Japanese media reports say Koito had fabricated fire and shock resistance test data, by using figures from previous tests.

Up to 150,000 aircraft seats could be potentially involved in the falsification, which reportedly started as early as the 1990s, add the reports.

Officials at Koito were unavailable for comment when contacted. However, the company's president Takashi Kakegawa was reported to have apologised for Koito's actions at a news conference on 8 February.

Koito reportedly has seats installed on the aircraft of more than 30 carriers, but it is unclear if all of them had passed the fraudulent safety tests.

ANA, Japan Airlines (JAL) and SIA say they have aircraft with Koito seats on board, but do not have plans to stop operating these aircraft at the moment.

"We are liaising closely with the ministry and Koito to see what the next course of action is. If there is a need for repairs, we will follow accordingly. However, the ministry has told us we can still continue to use the aircraft," says a JAL spokeswoman.

The airline has 184 aircraft with Koito seats on board, she adds. These aircraft are Boeing 747-400s, 767s, 737s, 777s, MD-90s and Airbus A300-600Rs. Overall, 45% of JAL's aircraft seats were manufactured by Koito.
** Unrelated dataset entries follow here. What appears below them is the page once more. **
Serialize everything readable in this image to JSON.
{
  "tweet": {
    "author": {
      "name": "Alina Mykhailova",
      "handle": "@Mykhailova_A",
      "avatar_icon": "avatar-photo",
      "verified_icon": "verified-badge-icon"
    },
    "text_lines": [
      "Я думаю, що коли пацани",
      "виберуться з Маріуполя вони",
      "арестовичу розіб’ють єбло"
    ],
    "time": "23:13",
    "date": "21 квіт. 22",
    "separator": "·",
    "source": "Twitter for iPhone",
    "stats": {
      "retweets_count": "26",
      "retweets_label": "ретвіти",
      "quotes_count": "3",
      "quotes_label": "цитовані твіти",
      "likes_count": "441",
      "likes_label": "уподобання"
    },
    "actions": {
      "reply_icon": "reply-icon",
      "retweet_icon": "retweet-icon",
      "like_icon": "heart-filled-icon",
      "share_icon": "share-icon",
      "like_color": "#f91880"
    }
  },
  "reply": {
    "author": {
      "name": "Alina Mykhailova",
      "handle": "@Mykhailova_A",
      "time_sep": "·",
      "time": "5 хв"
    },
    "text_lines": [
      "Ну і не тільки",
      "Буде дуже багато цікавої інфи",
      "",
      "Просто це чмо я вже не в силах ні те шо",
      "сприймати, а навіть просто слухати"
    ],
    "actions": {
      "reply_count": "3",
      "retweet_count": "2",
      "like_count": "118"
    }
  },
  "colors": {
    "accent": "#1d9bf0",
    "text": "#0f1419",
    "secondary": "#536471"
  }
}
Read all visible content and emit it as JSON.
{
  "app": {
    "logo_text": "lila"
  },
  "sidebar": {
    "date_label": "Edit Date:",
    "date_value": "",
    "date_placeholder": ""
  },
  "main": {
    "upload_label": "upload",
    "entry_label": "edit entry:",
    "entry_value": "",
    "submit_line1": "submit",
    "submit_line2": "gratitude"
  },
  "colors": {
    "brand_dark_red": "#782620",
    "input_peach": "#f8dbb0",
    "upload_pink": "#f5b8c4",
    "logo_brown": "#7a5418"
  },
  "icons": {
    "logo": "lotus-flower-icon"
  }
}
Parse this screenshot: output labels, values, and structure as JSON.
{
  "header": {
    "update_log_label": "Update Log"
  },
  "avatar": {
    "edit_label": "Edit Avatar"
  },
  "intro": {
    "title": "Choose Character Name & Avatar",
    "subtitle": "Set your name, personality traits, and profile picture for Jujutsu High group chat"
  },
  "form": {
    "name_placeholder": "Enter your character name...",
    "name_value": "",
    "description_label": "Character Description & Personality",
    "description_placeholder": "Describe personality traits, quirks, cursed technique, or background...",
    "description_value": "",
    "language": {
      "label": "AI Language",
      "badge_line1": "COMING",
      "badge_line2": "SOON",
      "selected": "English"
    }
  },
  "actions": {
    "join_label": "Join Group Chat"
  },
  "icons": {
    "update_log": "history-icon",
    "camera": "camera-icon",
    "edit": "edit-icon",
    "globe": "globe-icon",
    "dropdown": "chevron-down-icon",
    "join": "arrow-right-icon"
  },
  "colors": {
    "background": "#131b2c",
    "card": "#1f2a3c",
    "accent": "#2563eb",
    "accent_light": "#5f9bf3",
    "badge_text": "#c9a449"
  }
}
ANA operates 141 aircraft with more than 26,000 Koito seats, says a carrier spokeswoman.

Delivery of its new 777-300ER aircraft, to be fitted with Koito seats in premium economy class, has been delayed.

Singapore Airlines' 11th Airbus A380, due to be delivered this month, has also been delayed. Koito is supplying the business class seats on the aircraft.

There is no need for SIA's aircraft seats to undergo repairs at the moment, says a spokesman. "If there's a need in the future, we will comply," he adds.